Met Police names ‘undercover cop lovers’
Last month High Court judge Mr Justice Bean ruled the Met could not use its policy of “neither confirm nor deny” (NCND) in response to damages claims brought by women who said they were tricked into forming relationships with undercover officers.
The force’s long-standing NCND policy was designed to protect the identities and safety of officers working undercover.
But after the judge issued the force an ultimatum, the identities of the officers have been disclosed in court papers filed as part of the force’s defence to the civil claims, the Met confirmed today.
A spokesman for the Met said: “In compliance with the order of Mr Justice Bean the MPS has confirmed in its defence that Jim Boyling and Bob Lambert were undercover police officers.”
The women are among a number of people who want compensation for emotional trauma allegedly caused by officers infiltrating environmental activist groups.
Their claims for deceit, assault, negligence and misfeasance in public office arise out of long-term and intimate sexual relationships they had with four men who - unknown to them - were members of the Special Demonstration Squad (SDS), between 1987 and 2007.
Mr Justice Bean issued an ultimatum which forced the Met to disclose the names in its defence in order to be able to answer to the claims and had the force not done so within 28 days it would have been taken to admit them.
At the time, lawyers for the women described the ruling as a “devastating blow” for the Met.
Solicitor Harriet Wistrich of Birnberg Peirce and Partners said: “The police have been on notice of this case for three and a half years and until this judgment, they have wilfully refused to engage in any meaningful way with the most serious allegations put to them.

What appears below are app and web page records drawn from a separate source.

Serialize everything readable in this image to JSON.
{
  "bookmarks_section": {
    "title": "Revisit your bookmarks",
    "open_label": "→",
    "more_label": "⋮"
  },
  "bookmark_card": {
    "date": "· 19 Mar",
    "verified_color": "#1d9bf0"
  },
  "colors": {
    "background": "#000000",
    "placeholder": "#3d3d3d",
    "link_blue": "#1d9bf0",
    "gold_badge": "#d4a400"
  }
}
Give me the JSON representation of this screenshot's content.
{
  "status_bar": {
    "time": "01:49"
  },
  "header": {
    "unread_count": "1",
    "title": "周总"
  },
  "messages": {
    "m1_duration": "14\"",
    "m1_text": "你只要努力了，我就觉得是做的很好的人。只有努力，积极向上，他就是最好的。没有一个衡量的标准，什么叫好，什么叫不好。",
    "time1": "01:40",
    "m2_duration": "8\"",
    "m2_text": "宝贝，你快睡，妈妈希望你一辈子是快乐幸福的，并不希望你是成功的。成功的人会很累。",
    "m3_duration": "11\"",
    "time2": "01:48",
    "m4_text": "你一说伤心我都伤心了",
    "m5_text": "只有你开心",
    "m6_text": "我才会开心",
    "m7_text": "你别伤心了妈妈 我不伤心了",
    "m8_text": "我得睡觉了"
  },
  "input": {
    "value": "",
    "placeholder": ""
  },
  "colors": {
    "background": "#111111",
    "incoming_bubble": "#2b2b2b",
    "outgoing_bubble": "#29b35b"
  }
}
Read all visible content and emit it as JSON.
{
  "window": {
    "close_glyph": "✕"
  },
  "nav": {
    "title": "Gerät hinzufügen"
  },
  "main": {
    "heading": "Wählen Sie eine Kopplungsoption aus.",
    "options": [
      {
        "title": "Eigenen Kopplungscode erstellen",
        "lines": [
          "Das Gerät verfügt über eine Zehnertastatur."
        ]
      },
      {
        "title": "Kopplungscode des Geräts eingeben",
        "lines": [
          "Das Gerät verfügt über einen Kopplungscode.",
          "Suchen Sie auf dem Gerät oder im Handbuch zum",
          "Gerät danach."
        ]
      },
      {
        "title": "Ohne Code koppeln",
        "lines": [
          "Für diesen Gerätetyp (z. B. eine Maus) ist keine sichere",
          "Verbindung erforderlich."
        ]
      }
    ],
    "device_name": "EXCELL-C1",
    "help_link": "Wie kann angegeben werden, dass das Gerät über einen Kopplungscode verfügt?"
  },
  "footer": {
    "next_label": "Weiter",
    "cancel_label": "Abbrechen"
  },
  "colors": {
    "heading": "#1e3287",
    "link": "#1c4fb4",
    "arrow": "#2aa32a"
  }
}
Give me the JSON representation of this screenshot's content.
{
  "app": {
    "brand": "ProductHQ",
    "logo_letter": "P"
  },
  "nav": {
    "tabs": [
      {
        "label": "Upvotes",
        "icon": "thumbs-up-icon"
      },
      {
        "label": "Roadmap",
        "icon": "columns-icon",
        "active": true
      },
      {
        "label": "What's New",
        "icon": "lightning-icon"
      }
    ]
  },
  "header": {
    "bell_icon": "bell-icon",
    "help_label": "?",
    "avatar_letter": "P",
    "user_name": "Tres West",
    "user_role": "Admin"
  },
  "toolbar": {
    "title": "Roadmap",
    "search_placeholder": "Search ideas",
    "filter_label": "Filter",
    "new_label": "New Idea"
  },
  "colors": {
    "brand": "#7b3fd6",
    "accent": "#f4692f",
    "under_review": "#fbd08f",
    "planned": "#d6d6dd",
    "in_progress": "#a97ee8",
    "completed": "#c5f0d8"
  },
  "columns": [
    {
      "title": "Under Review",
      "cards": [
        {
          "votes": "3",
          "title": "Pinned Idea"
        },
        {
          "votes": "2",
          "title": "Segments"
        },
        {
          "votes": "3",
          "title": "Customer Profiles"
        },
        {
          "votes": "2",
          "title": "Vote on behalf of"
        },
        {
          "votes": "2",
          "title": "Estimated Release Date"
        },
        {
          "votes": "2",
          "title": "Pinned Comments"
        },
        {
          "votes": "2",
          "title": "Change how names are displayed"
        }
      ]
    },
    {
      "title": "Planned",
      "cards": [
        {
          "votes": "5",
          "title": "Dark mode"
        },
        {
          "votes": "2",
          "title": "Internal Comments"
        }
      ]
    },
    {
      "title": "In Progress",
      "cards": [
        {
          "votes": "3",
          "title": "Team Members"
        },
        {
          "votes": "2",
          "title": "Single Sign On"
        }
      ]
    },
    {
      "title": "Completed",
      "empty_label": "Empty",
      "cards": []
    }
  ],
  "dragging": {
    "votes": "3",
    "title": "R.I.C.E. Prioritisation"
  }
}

“Their ongoing refusal in the face of an overwhelming body of evidence in the public domain has greatly aggravated the distress caused to my clients, who want answers from the police as well as justice and accountability.”